Within the records that follow, determine how many lines include the word "JSON". State the number and nothing further.

_EXCERPTED RECORDS_.
□ □ □ □ □
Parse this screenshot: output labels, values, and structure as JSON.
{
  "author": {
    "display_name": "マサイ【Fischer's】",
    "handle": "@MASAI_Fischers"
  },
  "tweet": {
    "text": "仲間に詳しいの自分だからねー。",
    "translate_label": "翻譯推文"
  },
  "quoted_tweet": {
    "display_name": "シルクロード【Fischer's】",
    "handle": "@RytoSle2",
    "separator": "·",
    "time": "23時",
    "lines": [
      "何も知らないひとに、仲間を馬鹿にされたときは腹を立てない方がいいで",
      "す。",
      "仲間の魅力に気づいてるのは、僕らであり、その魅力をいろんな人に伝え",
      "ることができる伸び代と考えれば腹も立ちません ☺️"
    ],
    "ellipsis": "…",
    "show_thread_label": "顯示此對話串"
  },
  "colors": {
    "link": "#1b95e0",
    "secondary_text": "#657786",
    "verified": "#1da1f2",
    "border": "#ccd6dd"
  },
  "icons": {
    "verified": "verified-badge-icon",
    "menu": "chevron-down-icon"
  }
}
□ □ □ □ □
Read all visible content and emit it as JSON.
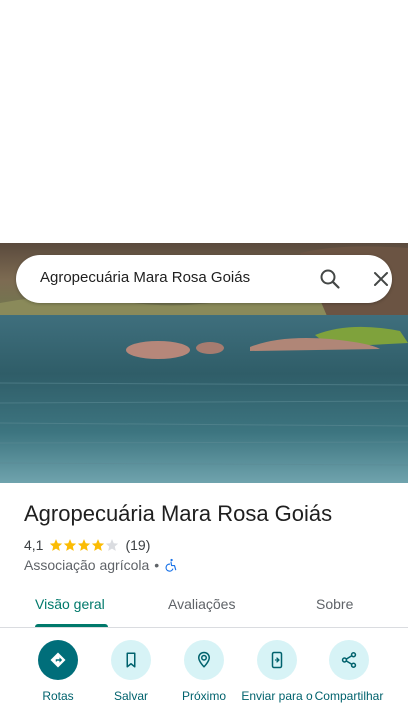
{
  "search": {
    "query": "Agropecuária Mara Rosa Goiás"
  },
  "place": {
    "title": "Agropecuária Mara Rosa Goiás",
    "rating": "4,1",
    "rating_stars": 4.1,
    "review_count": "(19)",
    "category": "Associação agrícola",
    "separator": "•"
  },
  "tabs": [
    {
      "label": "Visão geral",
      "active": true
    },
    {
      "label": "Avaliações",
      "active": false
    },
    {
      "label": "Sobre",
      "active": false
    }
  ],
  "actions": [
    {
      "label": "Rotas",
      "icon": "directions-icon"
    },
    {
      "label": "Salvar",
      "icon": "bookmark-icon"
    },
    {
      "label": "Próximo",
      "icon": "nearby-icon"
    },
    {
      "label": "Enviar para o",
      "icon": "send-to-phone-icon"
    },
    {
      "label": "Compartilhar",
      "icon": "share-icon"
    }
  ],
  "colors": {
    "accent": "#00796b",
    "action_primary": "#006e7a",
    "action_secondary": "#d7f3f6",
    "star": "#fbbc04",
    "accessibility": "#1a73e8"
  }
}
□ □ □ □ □
_EXPECTED ANSWER_.
2